        • Use their own words to provide clarity to the objection. You are not going to win if it is a price war – you might close the deal with a discount, but you need to ensure the client gets the value. If price is the real objection (it usually is not) – then you can adjust – but don’t be afraid to dig into the objection with follow-up questions/objection handling
  • You bring value as a business consultant – the client has a need and you need to bring your professional value to the table on every call. Your product has business value for their objectives and simply writing off a customer interaction because you are afraid to dig deep or tackle difficult objections is leaving value off the table you can both benefit from.

Career Value

  • I blogged about knowing your value in an earlier post. There is a confidence gap with sales professionals that is a bit of a paradox. Externally we can appear poised and confident, but internally we are filled with anxiety or frustration – second guessing ourselves if we have an off quarter or a deal falls through.
    • Don’t tie your value to the outcome. The outcome is the destination, but your value builds the journey. It is hard not to dwell and focus on outcome, but when you do you will sell yourself short. Focusing on the outcome with no roadmap ‘how to’ get there is putting the cart before the horse.
      • I have used this example before, but as a piano player, I often think about the next bar of sheet music in a difficult piece. It is good to think ahead, but when I start planning to quickly to move to that piece of the movement – I miss important notes because I’m not focusing on the music right in front of me. This is applicable in sales as well. Keep the outcome on the horizon, but your focus on what is right in front of you
  • Don’t be afraid to bring your value to your team and organization.
    • When you feel intimidated by leadership or are a member of a disjointed team you can often feel like your voice doesn’t matter. You don’t feel empowered to speak up and offer constructive feedback
      • Don’t be afraid to speak from a place of value and to see out those who are open to hearing feedback.
      • Tip: When giving feedback, speak from a place of value – detached from the negative emotions.
  • Your ideas matter – you matter – don’t be afraid to shine and bring your unique creative skills to the table.

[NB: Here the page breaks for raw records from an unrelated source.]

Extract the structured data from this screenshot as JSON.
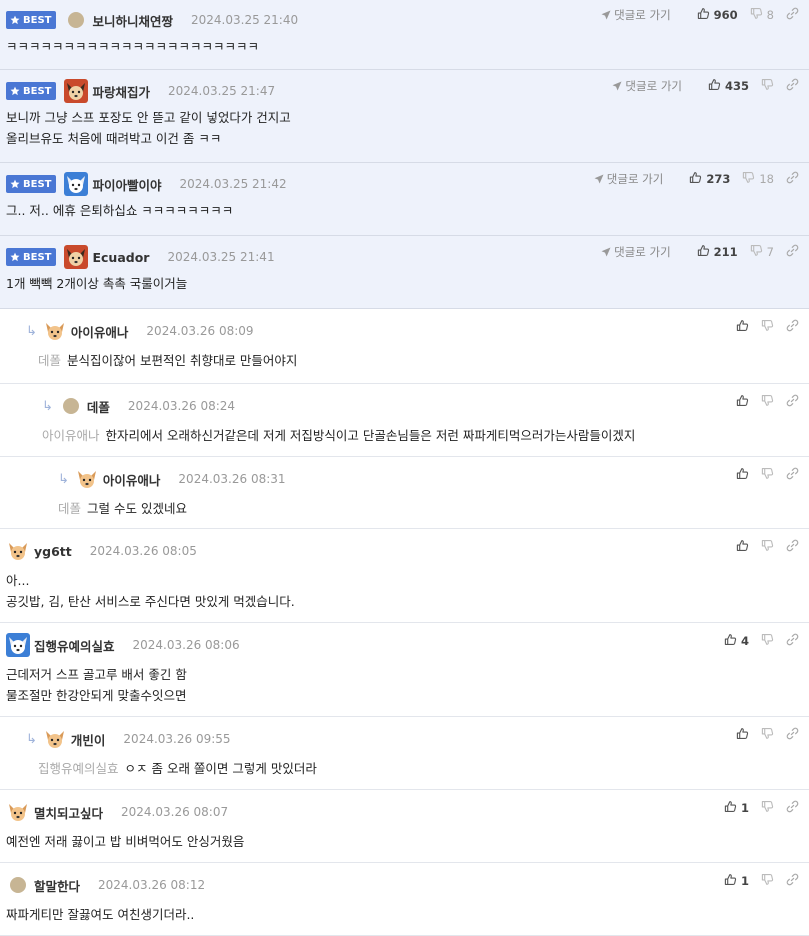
{
  "colors": {
    "best_bg": "#eef2fb",
    "badge": "#4a77d4",
    "divider": "#e3e6ec"
  },
  "labels": {
    "best": "BEST",
    "goto": "댓글로 가기"
  },
  "comments": [
    {
      "best": true,
      "nick": "보니하니채연짱",
      "avatar": "dot",
      "date": "2024.03.25 21:40",
      "likes": "960",
      "dislikes": "8",
      "lines": [
        "ㅋㅋㅋㅋㅋㅋㅋㅋㅋㅋㅋㅋㅋㅋㅋㅋㅋㅋㅋㅋㅋㅋ"
      ]
    },
    {
      "best": true,
      "nick": "파랑채집가",
      "avatar": "dog-red",
      "date": "2024.03.25 21:47",
      "likes": "435",
      "dislikes": "",
      "lines": [
        "보니까 그냥 스프 포장도 안 뜯고 같이 넣었다가 건지고",
        "올리브유도 처음에 때려박고 이건 좀 ㅋㅋ"
      ]
    },
    {
      "best": true,
      "nick": "파이아빨이야",
      "avatar": "dog-blue",
      "date": "2024.03.25 21:42",
      "likes": "273",
      "dislikes": "18",
      "lines": [
        "그.. 저.. 에휴 은퇴하십쇼 ㅋㅋㅋㅋㅋㅋㅋㅋ"
      ]
    },
    {
      "best": true,
      "nick": "Ecuador",
      "avatar": "dog-red",
      "date": "2024.03.25 21:41",
      "likes": "211",
      "dislikes": "7",
      "lines": [
        "1개 빽빽 2개이상 촉촉 국룰이거늘"
      ]
    },
    {
      "best": false,
      "depth": 1,
      "nick": "아이유애나",
      "avatar": "dog",
      "date": "2024.03.26 08:09",
      "likes": "",
      "mention": "데폴",
      "lines": [
        "분식집이잖어 보편적인 취향대로 만들어야지"
      ]
    },
    {
      "best": false,
      "depth": 2,
      "nick": "데폴",
      "avatar": "dot",
      "date": "2024.03.26 08:24",
      "likes": "",
      "mention": "아이유애나",
      "lines": [
        "한자리에서 오래하신거같은데 저게 저집방식이고 단골손님들은 저런 짜파게티먹으러가는사람들이겠지"
      ]
    },
    {
      "best": false,
      "depth": 3,
      "nick": "아이유애나",
      "avatar": "dog",
      "date": "2024.03.26 08:31",
      "likes": "",
      "mention": "데폴",
      "lines": [
        "그럴 수도 있겠네요"
      ]
    },
    {
      "best": false,
      "depth": 0,
      "nick": "yg6tt",
      "avatar": "dog",
      "date": "2024.03.26 08:05",
      "likes": "",
      "lines": [
        "아...",
        "공깃밥, 김, 탄산 서비스로 주신다면 맛있게 먹겠습니다."
      ]
    },
    {
      "best": false,
      "depth": 0,
      "nick": "집행유예의실효",
      "avatar": "dog-blue",
      "date": "2024.03.26 08:06",
      "likes": "4",
      "lines": [
        "근데저거 스프 골고루 배서 좋긴 함",
        "물조절만 한강안되게 맞출수잇으면"
      ]
    },
    {
      "best": false,
      "depth": 1,
      "nick": "개빈이",
      "avatar": "dog",
      "date": "2024.03.26 09:55",
      "likes": "",
      "mention": "집행유예의실효",
      "lines": [
        "ㅇㅈ 좀 오래 쫄이면 그렇게 맛있더라"
      ]
    },
    {
      "best": false,
      "depth": 0,
      "nick": "멸치되고싶다",
      "avatar": "dog",
      "date": "2024.03.26 08:07",
      "likes": "1",
      "lines": [
        "예전엔 저래 끓이고 밥 비벼먹어도 안싱거웠음"
      ]
    },
    {
      "best": false,
      "depth": 0,
      "nick": "할말한다",
      "avatar": "dot",
      "date": "2024.03.26 08:12",
      "likes": "1",
      "lines": [
        "짜파게티만 잘끓여도 여친생기더라.."
      ]
    }
  ]
}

Exciting news: I just started a YouTube Channel – videos will be posted regularly. Please subscribe

Leave a Reply

Fill in your details below or click an icon to log in: Logo

You are commenting using your account. Log Out /  Change )

Twitter picture

You are commenting using your Twitter account. Log Out /  Change )

Facebook photo

You are commenting using your Facebook account. Log Out /  Change )

Connecting to %s